Everything You Need To Know About Altitude Sickness & Diamox (Part 1)
Acute Mountain Sickness (AMS) is the medical term for altitude sickness. It is the mildest and most common form of illness at altitude. It is caused by rapid exposure to reduced oxygen levels at high altitude or, in more simple terms, when you ascend too quickly and gain altitude faster than your body can acclimatize.
At What Height Does Altitude Sickness Start?
As a guideline, you can start to experience altitude sickness symptoms from as low as 1,500m, although you are more likely to feel the effects from 2,500m. However, and this is a BIG however, there is no set altitude where you absolutely will get altitude sickness; some people seem to be more susceptible than others. There are some people who don’t suffer at all, some who suffer mildly and some who have to go home because of the severity of the altitude sickness. There are people who have summited Mt Everest (8,848m) and then had to turn back before reaching the summit of Kilimanjaro (5,895m) because of severe altitude sickness. I suffered severe altitude sickness on Kilimanjaro, ticking all the boxes from vomiting to hallucinations. In hindsight, if I had known what I know now, I would have turned back before the summit. There were many things I did wrong on that adventure that may or may not have attributed to such severe altitude symptoms, but I learnt an important lesson from Kilimanjaro - to treat every meter gained in altitude with the utmost respect. I had climbed to a similar height in Peru just a few months before and I arrived on Kilimanjaro brimming with confidence. She sent me home with a new found respect; never underestimate altitude, regardless of how high you have been before. With every single step you take into the high altitude arena apply the same level of care and attention to your body and physical well-being.
Never underestimate altitude, regardless of how high you have been before.
When we climbed Aconcagua I asked our guide, who is fondly referred to as Boss in my account of Aconcagua, in my book “A Step-By-Step Manual To Mountaineering & Trekking Around The World”, if she was concerned about getting AMS. She humbly replied, considering that she had summited Mt Everest, that it was a concern on every mountain and that prior experience at higher altitudes did not mean you got a free pass on a lower altitude mountain.
What Are The First Signs Of Altitude Sickness?
· Nausea and/or vomiting
· Dizziness and/or light-headedness
· Difficulty sleeping
· Loss of appetite
The two questions you should be asking now are – When Should I Worry About Altitude Sickness? And how do I know when my symptoms are severe enough that I should turn around?
To understand and assess the severity of your altitude sickness, have a look at, and learn, the Lake Louise Score (LLS) for the diagnosis of altitude sickness/AMS. You can find the LLS here. Most people will get a headache at some point, particularly if you are consistently gaining altitude. But there is a difference between a light headache that you are simply aware of and a headache that feels like someone is hitting you on the head with a frying pan, repeatedly, making even the smallest movement an insufferable chore. Similarly there is a difference between feeling bouts of nausea and actually vomiting.

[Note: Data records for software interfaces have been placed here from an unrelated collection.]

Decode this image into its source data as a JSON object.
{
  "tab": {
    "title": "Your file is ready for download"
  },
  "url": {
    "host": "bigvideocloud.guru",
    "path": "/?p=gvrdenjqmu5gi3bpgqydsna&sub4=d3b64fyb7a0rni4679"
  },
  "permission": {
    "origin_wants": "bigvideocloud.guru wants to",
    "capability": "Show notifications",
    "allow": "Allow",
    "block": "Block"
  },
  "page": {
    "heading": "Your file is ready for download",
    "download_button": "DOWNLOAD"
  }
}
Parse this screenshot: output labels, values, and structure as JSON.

Most importantly, always be honest with yourself. No one knows your body better than you do.
What Is The Best Remedy For Altitude Sickness?

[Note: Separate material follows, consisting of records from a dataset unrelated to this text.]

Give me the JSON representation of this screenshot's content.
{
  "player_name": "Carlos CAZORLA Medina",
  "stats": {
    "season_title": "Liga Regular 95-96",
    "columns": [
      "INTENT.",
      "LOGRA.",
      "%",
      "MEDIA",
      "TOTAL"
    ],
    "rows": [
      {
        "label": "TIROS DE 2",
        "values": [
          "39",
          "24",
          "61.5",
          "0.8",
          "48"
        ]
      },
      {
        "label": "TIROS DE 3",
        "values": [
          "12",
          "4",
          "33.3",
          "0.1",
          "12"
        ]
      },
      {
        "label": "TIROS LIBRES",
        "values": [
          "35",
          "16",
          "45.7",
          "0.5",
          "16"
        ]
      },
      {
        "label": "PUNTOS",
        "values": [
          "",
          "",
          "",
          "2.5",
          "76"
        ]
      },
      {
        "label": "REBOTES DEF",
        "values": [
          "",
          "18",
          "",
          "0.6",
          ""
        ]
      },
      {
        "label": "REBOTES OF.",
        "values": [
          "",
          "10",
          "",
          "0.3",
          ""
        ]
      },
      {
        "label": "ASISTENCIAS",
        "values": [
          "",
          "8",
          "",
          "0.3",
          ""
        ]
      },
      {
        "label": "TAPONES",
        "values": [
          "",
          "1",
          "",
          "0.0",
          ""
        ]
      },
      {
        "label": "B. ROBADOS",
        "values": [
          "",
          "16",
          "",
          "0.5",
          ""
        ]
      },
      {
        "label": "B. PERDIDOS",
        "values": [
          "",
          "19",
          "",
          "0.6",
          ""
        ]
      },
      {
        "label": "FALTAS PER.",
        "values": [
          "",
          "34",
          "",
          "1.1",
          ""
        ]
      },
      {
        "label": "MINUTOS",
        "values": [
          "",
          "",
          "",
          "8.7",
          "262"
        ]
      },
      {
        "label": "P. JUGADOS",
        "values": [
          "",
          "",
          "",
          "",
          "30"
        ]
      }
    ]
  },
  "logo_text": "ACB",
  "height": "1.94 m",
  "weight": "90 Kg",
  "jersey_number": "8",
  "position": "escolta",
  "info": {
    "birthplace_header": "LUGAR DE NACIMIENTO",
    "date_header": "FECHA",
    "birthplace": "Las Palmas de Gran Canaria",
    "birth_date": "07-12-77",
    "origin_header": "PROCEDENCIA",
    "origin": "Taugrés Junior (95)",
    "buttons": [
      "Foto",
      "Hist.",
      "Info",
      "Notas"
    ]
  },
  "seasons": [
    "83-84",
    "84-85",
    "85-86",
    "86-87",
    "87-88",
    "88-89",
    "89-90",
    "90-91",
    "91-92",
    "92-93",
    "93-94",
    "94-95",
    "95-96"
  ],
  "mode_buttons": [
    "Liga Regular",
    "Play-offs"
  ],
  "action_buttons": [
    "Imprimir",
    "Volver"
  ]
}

The best remedy for altitude sickness is to do your best to prevent it in the first place. In my book “A Step-By-Step Manual To Mountaineering & Trekking Around The World”, I have written a detailed account of the four best preventative measures to avoid and prevent Altitude Sickness.
However, if you do find yourself experiencing one or more symptoms of altitude sickness then following these steps will be your best treatment of altitude sickness:
1. Assess your condition. Are the symptoms mild or severe? How do you score on the Lake Louise Score?
2. Based on your score, you can either:
a. Rest at your current altitude for a day or so to allow your body more time to acclimatize. If your body is acclimatizing then the symptoms will dissipate.
b. You can move to a lower altitude (preferably 1000m or lower) and rest there, choosing to either come back when you are feeling better or to continue descending to sea level.
c. Start a course of Diamox and either rest at your current altitude or continue to climb higher.
3. If the altitude sickness symptoms become significantly worse and even the use of medicine does not alleviate the problems then immediate descent is advised.